“Play it!” the kid said, shoving a cheap acoustic guitar towards us. There were now about 60 people surrounding us on the beach, and they all hushed and looked at us expectantly. As Americans, surely we must be rock virtuosos. A little Freebird, anyone?
But unfortunately for our eager audience, we are not Lynyrd Skynyrd; there would be no coastal concert on this Burmese beach. “I’m sorry” we said lamely “…but we don’t know how.”
After finally convincing them that we didn’t know a D chord from a C chord, the villagers acquiesced. Eyes then followed us curiously as we pulled six bags of greasy chowmein out of our bicycle bags. That was, after all, why we were there — we had stopped in the village to buy food, and because we expected it would be a good spot to sit on the beach and eat lunch as we cycled up the coast. What we hadn’t expected was that half the village would join us.
Even though it was 50 miles south of Ngapali beach, a major tourist destination in Western Myanmar with four star resorts and day spas, the unnamed fishing village felt like a relic from a different era. Fishermen and their families lived in Bamboo-thatched huts built on stilts, and the two general stores in town doubled as the owner’s homes, as well as the centers of village social life.

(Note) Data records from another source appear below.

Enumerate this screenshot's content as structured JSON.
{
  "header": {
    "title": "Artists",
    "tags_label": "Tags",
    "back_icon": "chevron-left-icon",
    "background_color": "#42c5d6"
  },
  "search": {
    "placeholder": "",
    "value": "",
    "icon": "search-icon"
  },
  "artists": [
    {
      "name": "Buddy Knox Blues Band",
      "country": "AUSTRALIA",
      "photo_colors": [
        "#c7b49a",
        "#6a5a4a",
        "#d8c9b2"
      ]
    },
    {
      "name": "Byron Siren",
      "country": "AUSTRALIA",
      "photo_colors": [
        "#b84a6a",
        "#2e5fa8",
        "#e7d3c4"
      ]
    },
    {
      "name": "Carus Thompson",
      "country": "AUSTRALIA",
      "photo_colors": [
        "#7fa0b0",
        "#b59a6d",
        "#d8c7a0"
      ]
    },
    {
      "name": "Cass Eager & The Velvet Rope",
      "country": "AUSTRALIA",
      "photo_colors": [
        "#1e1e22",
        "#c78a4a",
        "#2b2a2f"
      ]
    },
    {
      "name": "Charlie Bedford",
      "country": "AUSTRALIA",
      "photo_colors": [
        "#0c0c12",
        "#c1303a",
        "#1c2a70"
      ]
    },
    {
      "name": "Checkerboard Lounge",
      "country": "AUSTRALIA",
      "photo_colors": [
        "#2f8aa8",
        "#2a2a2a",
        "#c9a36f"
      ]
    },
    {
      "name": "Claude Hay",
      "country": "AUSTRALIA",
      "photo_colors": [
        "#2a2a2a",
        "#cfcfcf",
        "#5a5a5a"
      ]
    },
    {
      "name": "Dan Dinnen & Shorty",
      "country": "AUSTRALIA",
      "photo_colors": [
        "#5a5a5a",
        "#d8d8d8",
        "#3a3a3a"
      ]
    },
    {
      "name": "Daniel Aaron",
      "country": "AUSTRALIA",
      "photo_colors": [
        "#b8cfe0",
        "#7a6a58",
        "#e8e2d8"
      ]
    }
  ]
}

When we cycled the dirt paths meandering through ferns and palm trees to the beach, children and elderly peered at us from the shadows of their huts. It was a group of teenaged boys who first gathered the courage to approach the two, strange white men in spandex shorts sitting on their beach. Once the other villagers saw that we welcomed their company, we were surrounded in minutes.
Many were drawn towards our bikes – with their shiny gear clusters, electronic trip computers, and saddle bags. The boy with the acoustic guitar, an 18 year old who spoke some English and grew up on a nearby island, was especially interested in our gear. After inspecting our bikes, he proudly showed us some of his own prizes: a Samsung smart phone, a Honda scooter, and a belt buckle with detachable brass knuckles.
Others were simply amazed we were there, excited that we would visit their village. Their village! When they saw that we were eating our chowmein out of plastic bags, a group of women rushed to fetch ceramic bowls. Another man gifted us with more dried fish than we were able to carry, as well as two fresh coconuts which he cut up on the spot. It was wonderful.
If we were not the first foreigners to ever visit the village, we were among them. There was none of that jadedness which you experience in places overrun by tourists, which was telling, considering we were sitting on a tropical beach that could have served as the postcard of a five star resort. The village was its own isolated, self-sufficient world. People recognized the word “America” but when we mentioned Barack Obama, we drew blank stares.
Of course, things won’t remain that way for long. The village’s very interest in us reminded us that we, ourselves, are a big part of the changes occurring in Burma. Five years ago, few Westerners would cycle into a remote village on the Burmese coast. But based on our experience, and the increasing influx of tourists in Myanmar, it made us wonder, how long until the next foreigners come by? What ideas will they exchange?